Camptothecin and taxol are secondary metabolites found, respectively, in the wood bark of Camptotheca acuminata, a native of China, and Taxus brevifolia, found in the northwest Pacific coastal region of the United States. The compounds were isolated guided by bioassay on various extracts and chromatographic fractions. Their unique and hitherto unknown structures were elucidated by nuclear magnetic resonance, mass spectrometry, and X-ray analysis. Both compounds have unique mechanisms of antitumor activity; camptothecin uniquely inhibits an enzyme, topoisomerase I, involved in DNA replication. Taxol binds to a protein, tubulin, thus inhibiting cell division. Taxol has been called the best new anticancer agent developed from natural products, showing particular efficacy against ovarian cancer. Camptothecin and analogues singly or combined with cisplatin show efficacy against solid tumors, breast, lung, and colorectal, which hitherto have been unaffected by most cancer chemotherapeutic agents.
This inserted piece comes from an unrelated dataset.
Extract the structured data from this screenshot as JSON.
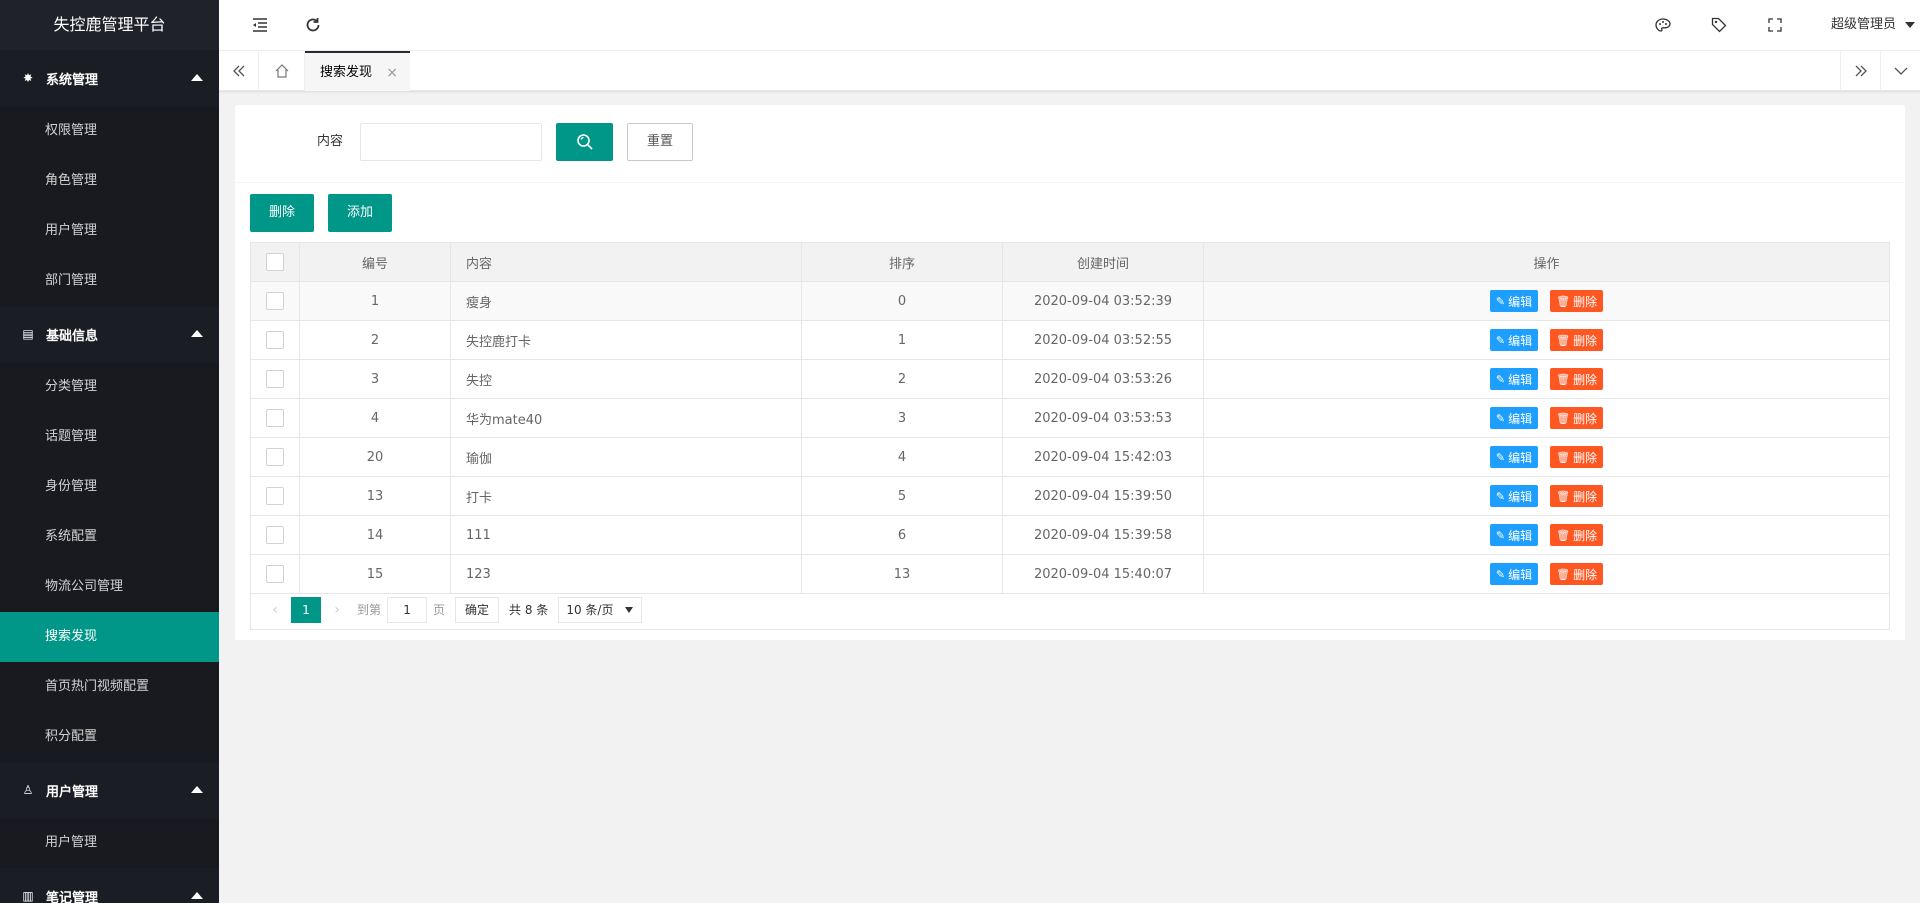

Presented at the 85th Annual Meeting of the American Association for Cancer Research, April 13, 1994, San Francisco, CA. The discovery, isolation, and structure elucidation of campothecin and taxol were carried out under Contract SA-43-ph-4322.

This content is only available via PDF.